_Required action_: Each line of the material below that holds the word "điểm" needs to be copied.

_Records for the exercise_:
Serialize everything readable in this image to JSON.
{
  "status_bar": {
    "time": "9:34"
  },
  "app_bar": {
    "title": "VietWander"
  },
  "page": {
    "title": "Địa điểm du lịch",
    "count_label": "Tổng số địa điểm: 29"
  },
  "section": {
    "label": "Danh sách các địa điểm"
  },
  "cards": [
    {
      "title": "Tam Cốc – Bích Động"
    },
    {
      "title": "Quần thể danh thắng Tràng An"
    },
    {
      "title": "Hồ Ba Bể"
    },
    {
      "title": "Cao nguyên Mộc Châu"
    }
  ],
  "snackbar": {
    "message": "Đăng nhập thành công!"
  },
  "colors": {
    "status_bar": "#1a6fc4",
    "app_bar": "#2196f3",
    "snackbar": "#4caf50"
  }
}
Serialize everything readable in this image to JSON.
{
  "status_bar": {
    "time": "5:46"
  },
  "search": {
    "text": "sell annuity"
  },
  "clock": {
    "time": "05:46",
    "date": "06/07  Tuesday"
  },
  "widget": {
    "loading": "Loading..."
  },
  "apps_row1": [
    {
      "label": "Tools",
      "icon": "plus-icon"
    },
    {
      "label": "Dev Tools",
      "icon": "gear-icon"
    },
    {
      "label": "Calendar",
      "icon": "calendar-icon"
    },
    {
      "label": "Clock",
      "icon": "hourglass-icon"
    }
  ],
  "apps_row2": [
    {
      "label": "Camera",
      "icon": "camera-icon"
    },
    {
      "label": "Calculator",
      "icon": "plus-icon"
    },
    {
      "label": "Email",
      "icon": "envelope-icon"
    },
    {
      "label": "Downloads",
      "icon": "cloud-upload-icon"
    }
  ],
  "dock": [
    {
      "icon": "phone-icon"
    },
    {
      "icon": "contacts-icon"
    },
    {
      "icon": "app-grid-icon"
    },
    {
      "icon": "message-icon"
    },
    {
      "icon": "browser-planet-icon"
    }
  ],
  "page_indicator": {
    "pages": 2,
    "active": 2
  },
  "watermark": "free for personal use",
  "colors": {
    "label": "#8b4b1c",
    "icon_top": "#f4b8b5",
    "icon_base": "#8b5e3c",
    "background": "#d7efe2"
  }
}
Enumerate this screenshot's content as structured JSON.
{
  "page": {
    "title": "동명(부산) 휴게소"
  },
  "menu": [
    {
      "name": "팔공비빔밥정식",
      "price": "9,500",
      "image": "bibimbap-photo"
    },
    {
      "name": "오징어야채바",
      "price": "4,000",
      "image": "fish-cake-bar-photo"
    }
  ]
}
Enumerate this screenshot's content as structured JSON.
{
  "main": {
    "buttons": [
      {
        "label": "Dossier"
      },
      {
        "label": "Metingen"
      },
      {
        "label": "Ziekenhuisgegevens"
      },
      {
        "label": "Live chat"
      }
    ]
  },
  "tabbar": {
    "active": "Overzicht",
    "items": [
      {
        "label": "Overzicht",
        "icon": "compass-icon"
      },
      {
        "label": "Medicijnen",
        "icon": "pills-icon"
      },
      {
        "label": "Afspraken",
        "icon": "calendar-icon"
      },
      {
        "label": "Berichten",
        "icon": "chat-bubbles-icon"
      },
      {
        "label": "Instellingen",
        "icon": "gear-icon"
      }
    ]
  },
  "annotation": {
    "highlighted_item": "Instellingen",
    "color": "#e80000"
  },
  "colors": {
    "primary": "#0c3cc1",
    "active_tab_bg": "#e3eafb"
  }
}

_Finished task_:
    "title": "Địa điểm du lịch",
    "count_label": "Tổng số địa điểm: 29"
    "label": "Danh sách các địa điểm"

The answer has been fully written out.